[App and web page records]
= = = = =
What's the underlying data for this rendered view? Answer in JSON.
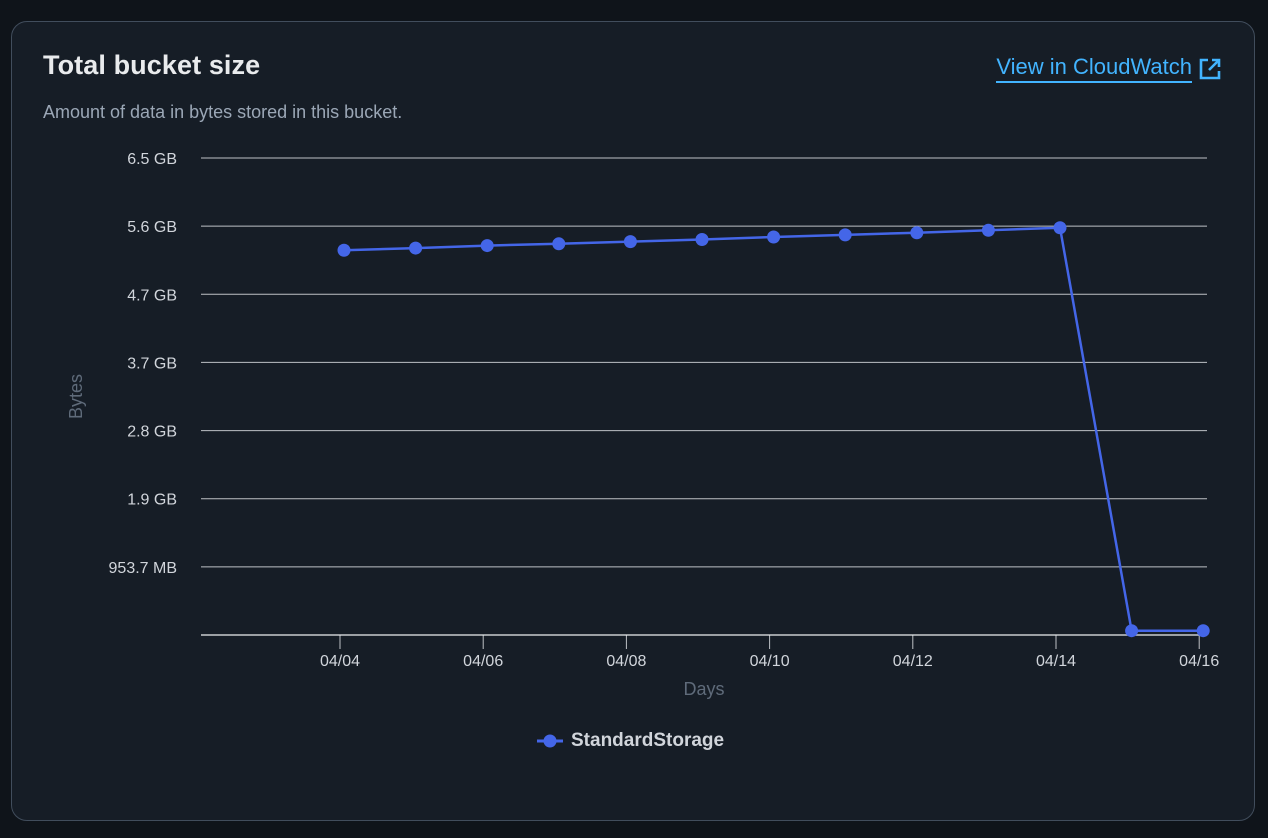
{
  "card": {
    "title": "Total bucket size",
    "subtitle": "Amount of data in bytes stored in this bucket.",
    "link_label": "View in CloudWatch",
    "link_icon": "external-link-icon"
  },
  "colors": {
    "series": "#4466e8",
    "link": "#42b4ff",
    "grid": "#e9ebed"
  },
  "chart_data": {
    "type": "line",
    "xlabel": "Days",
    "ylabel": "Bytes",
    "y_ticks": [
      {
        "value": 0,
        "label": ""
      },
      {
        "value": 953.7,
        "label": "953.7 MB"
      },
      {
        "value": 1907.3,
        "label": "1.9 GB"
      },
      {
        "value": 2861,
        "label": "2.8 GB"
      },
      {
        "value": 3814.7,
        "label": "3.7 GB"
      },
      {
        "value": 4768.4,
        "label": "4.7 GB"
      },
      {
        "value": 5722,
        "label": "5.6 GB"
      },
      {
        "value": 6675.7,
        "label": "6.5 GB"
      }
    ],
    "y_unit": "MB",
    "ylim": [
      0,
      6675.7
    ],
    "x_ticks": [
      "04/04",
      "04/06",
      "04/08",
      "04/10",
      "04/12",
      "04/14",
      "04/16"
    ],
    "x_domain": [
      "04/02",
      "04/16"
    ],
    "grid": true,
    "legend_position": "bottom-center",
    "series": [
      {
        "name": "StandardStorage",
        "x": [
          "04/04",
          "04/05",
          "04/06",
          "04/07",
          "04/08",
          "04/09",
          "04/10",
          "04/11",
          "04/12",
          "04/13",
          "04/14",
          "04/15",
          "04/16"
        ],
        "values": [
          5385,
          5415,
          5450,
          5475,
          5505,
          5535,
          5570,
          5600,
          5630,
          5665,
          5700,
          60,
          60
        ]
      }
    ]
  }
}
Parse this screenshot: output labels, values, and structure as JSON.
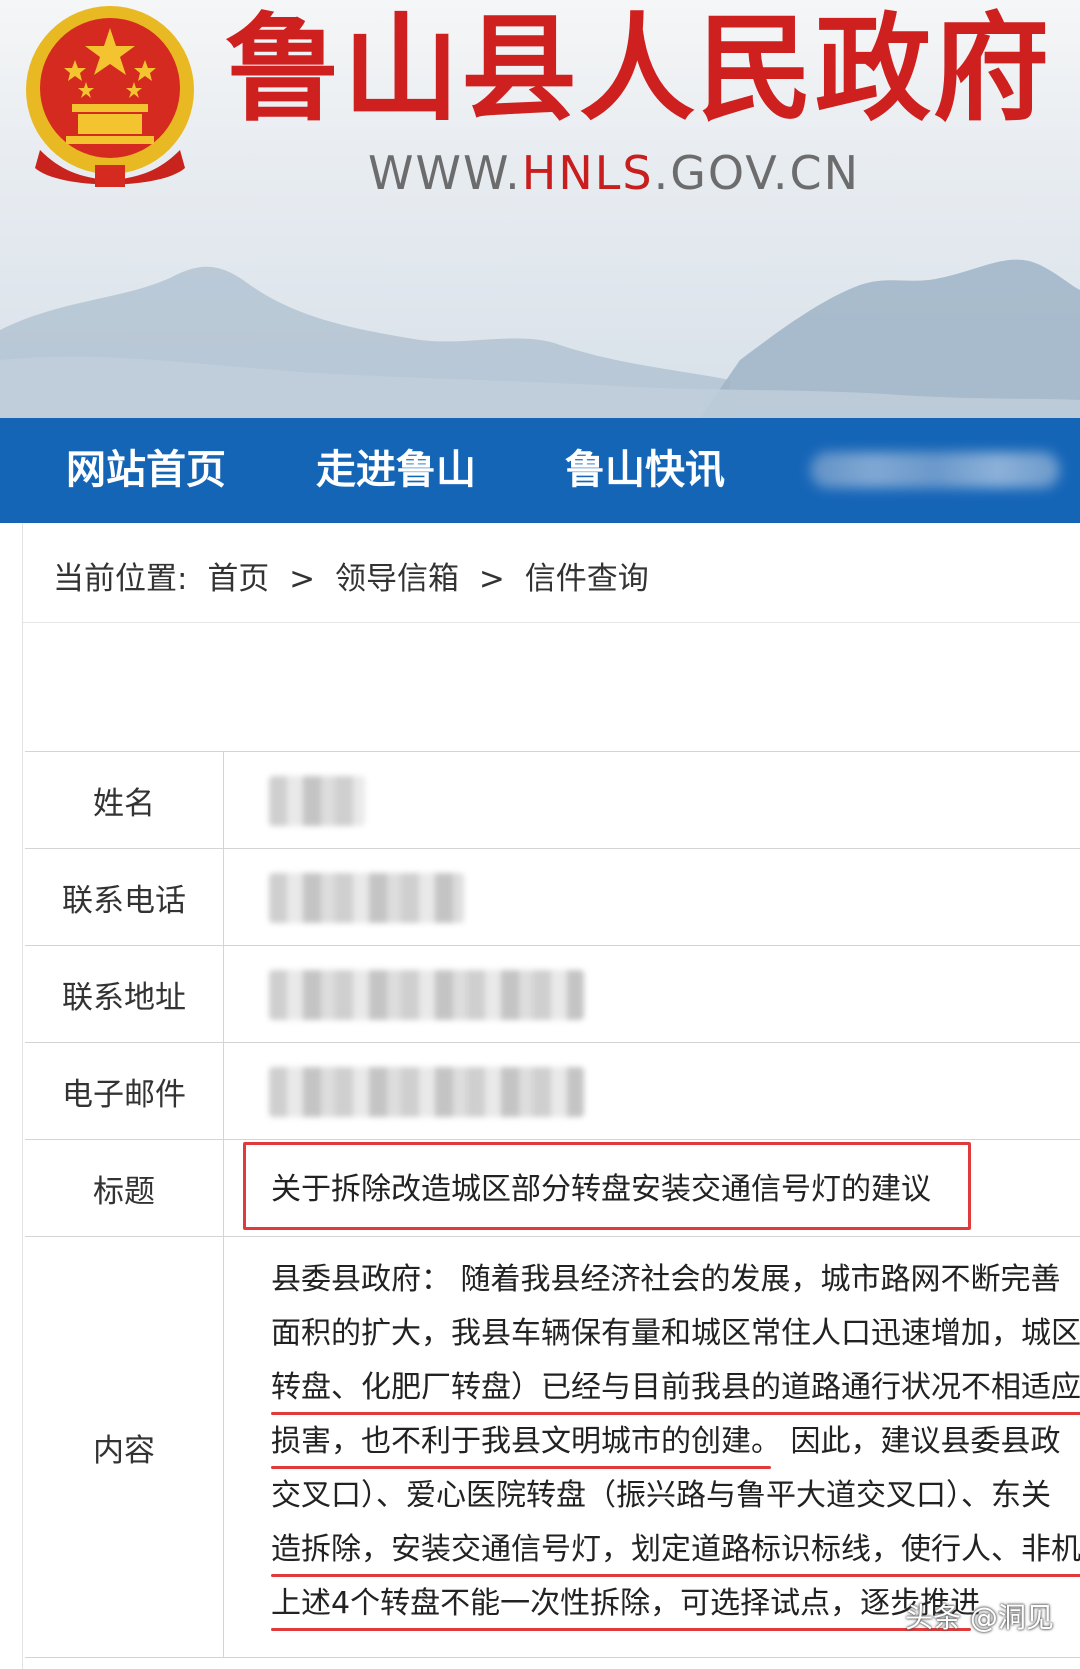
{
  "header": {
    "site_title": "鲁山县人民政府",
    "url_prefix": "WWW.",
    "url_highlight": "HNLS",
    "url_suffix": ".GOV.CN",
    "emblem_icon": "national-emblem-icon"
  },
  "nav": {
    "items": [
      {
        "label": "网站首页"
      },
      {
        "label": "走进鲁山"
      },
      {
        "label": "鲁山快讯"
      }
    ]
  },
  "breadcrumb": {
    "prefix": "当前位置:",
    "items": [
      "首页",
      "领导信箱",
      "信件查询"
    ],
    "separator": ">"
  },
  "letter": {
    "fields": {
      "name_label": "姓名",
      "phone_label": "联系电话",
      "address_label": "联系地址",
      "email_label": "电子邮件",
      "title_label": "标题",
      "content_label": "内容"
    },
    "title": "关于拆除改造城区部分转盘安装交通信号灯的建议",
    "content_lines": [
      "县委县政府： 随着我县经济社会的发展，城市路网不断完善",
      "面积的扩大，我县车辆保有量和城区常住人口迅速增加，城区",
      "转盘、化肥厂转盘）已经与目前我县的道路通行状况不相适应",
      "损害，也不利于我县文明城市的创建。 因此，建议县委县政",
      "交叉口）、爱心医院转盘（振兴路与鲁平大道交叉口）、东关",
      "造拆除，安装交通信号灯，划定道路标识标线，使行人、非机",
      "上述4个转盘不能一次性拆除，可选择试点，逐步推进"
    ]
  },
  "watermark": "头条 @洞见",
  "colors": {
    "title_red": "#cf2020",
    "nav_blue": "#1565b7",
    "highlight_red": "#e03a3a"
  }
}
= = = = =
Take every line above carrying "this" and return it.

What's the underlying data for this rendered view? Answer in JSON.
    "subtitle": "Amount of data in bytes stored in this bucket.",
Parse this screenshot: output labels, values, and structure as JSON.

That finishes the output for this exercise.